Structured investments have rendered a countless number of investors financially ruined – many of whom would never have been invested in the exotic products if not for the recommendations of their financial advisor. The 2008 financial crisis cast a new light on the potential problems of structured products, from so-called principal-protected investments issued by Lehman Brothers to reverse convertible notes from Morgan Stanley. The result was the same: Investors lost big.
Jargon-laden literature, illiquidity, counter-party risk and lack of transparency all make structured products a complex and often unsuitable investment for the average investor. Despite these characterizations, many financial advisors continue to sell structured products because of the large mark-ups and commissions they bring – not because they are in the best interests of a client.
In the case of Morgan Stanley, a review by the Financial Industry Regulatory Authority (FINRA) into sales of the firm’s structured products – which included principal-protected investments, leveraged exposure, yield enhancement, and access investments – revealed that in many instances the true risks of the structured products were never disclosed to clients.
FINRA’s findings were officially documented in a Letter of Acceptance, Waiver and Consent (AWC) in which Morgan Stanley signed on Dec. 7, 2011, and agreed to pay a $600,000 fine to settle the violations outlined. Among the violations cited: Supervisory deficiencies, as well as unsuitable recommendations of structured products to retail customers.
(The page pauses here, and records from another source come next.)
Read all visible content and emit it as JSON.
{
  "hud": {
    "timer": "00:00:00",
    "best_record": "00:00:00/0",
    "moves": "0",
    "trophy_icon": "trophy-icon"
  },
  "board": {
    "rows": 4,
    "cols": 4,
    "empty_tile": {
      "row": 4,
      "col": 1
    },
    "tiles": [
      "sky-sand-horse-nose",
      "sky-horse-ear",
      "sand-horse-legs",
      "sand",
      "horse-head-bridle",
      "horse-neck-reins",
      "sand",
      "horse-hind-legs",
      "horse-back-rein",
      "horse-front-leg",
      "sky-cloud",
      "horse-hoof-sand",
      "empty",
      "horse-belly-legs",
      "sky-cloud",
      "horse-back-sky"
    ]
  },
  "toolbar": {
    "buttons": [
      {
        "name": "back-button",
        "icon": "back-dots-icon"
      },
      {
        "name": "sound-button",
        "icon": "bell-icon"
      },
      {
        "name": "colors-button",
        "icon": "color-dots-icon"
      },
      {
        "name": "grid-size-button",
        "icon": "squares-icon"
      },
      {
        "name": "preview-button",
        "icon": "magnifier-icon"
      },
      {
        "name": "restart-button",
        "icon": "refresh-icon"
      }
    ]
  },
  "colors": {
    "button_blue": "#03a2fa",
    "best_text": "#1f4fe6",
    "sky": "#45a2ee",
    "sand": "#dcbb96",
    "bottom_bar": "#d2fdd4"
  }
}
In the AWC letter, FINRA states that Morgan Stanley failed to create “reasonable systems or procedures to notify supervisors whether structured product purchases complied with the firm’s internal guidelines.” Instead, Morgan Stanley placed the responsibility with branch supervisors.
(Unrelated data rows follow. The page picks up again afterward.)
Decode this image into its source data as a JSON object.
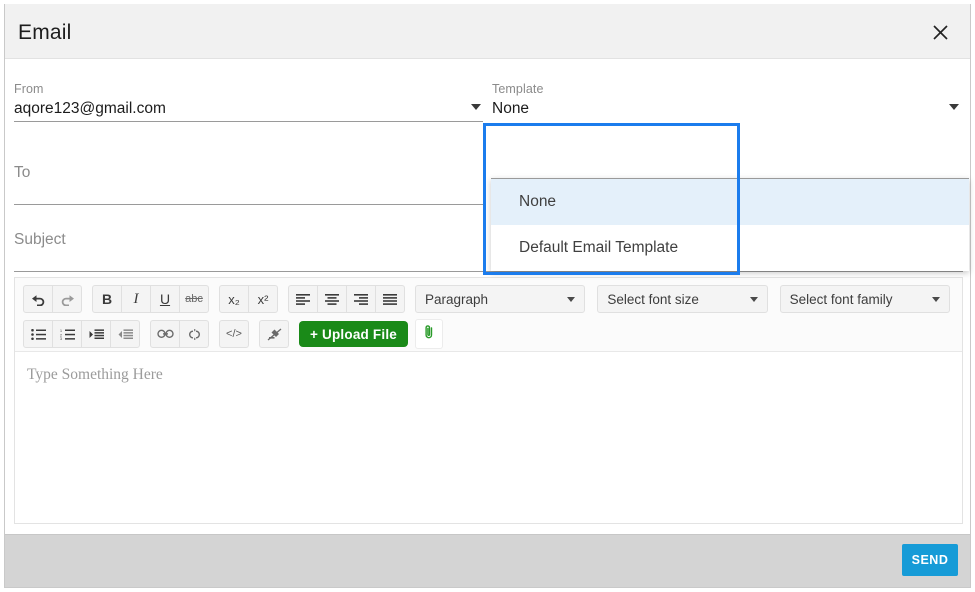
{
  "dialog": {
    "title": "Email",
    "close_icon": "close-icon"
  },
  "fields": {
    "from": {
      "label": "From",
      "value": "aqore123@gmail.com",
      "caret_icon": "chevron-down-icon"
    },
    "to": {
      "label": "To",
      "value": "",
      "placeholder": ""
    },
    "subject": {
      "label": "Subject",
      "value": "",
      "placeholder": ""
    },
    "template": {
      "label": "Template",
      "value": "None",
      "caret_icon": "chevron-down-icon"
    }
  },
  "template_dropdown": {
    "open": true,
    "highlight_color": "#e4f0fa",
    "focus_outline_color": "#1b7ced",
    "options": [
      {
        "label": "None",
        "selected": true
      },
      {
        "label": "Default Email Template",
        "selected": false
      }
    ]
  },
  "editor": {
    "placeholder": "Type Something Here",
    "toolbar": {
      "row1": {
        "history": [
          {
            "name": "undo-icon",
            "title": "Undo"
          },
          {
            "name": "redo-icon",
            "title": "Redo"
          }
        ],
        "formatting": [
          {
            "name": "bold-icon",
            "title": "Bold",
            "glyph": "B"
          },
          {
            "name": "italic-icon",
            "title": "Italic",
            "glyph": "I"
          },
          {
            "name": "underline-icon",
            "title": "Underline",
            "glyph": "U"
          },
          {
            "name": "strikethrough-icon",
            "title": "Strikethrough",
            "glyph": "abc"
          }
        ],
        "script": [
          {
            "name": "subscript-icon",
            "title": "Subscript",
            "glyph": "x₂"
          },
          {
            "name": "superscript-icon",
            "title": "Superscript",
            "glyph": "x²"
          }
        ],
        "align": [
          {
            "name": "align-left-icon",
            "title": "Align left"
          },
          {
            "name": "align-center-icon",
            "title": "Align center"
          },
          {
            "name": "align-right-icon",
            "title": "Align right"
          },
          {
            "name": "align-justify-icon",
            "title": "Justify"
          }
        ],
        "selects": [
          {
            "name": "paragraph-select",
            "value": "Paragraph"
          },
          {
            "name": "font-size-select",
            "value": "Select font size"
          },
          {
            "name": "font-family-select",
            "value": "Select font family"
          }
        ]
      },
      "row2": {
        "lists": [
          {
            "name": "unordered-list-icon",
            "title": "Bulleted list"
          },
          {
            "name": "ordered-list-icon",
            "title": "Numbered list"
          },
          {
            "name": "indent-icon",
            "title": "Increase indent"
          },
          {
            "name": "outdent-icon",
            "title": "Decrease indent"
          }
        ],
        "links": [
          {
            "name": "link-icon",
            "title": "Insert link"
          },
          {
            "name": "unlink-icon",
            "title": "Remove link"
          }
        ],
        "code": [
          {
            "name": "code-view-icon",
            "title": "Code view",
            "glyph": "</>"
          }
        ],
        "clear": [
          {
            "name": "remove-format-icon",
            "title": "Clear formatting"
          }
        ],
        "upload_label": "+ Upload File",
        "upload_color": "#1a8a18",
        "attach_icon": "paperclip-icon"
      }
    }
  },
  "footer": {
    "send_label": "SEND",
    "send_color": "#169bd7"
  }
}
“During the Review Period, Morgan Stanley had no reports or tools for sales supervisors or compliance personnel that were specific to structured products, or which highlighted and detected single concentrated structured product purchases. As a result, of the 224,000 structured product purchases between September 2006 and August 2008, more than 28,000 were in net amounts that exceeded 25% of the customer’s disclosed liquid net worth and more than 2,600 were effected by customers with slated net worth less than $100,000,” the AWC letter said.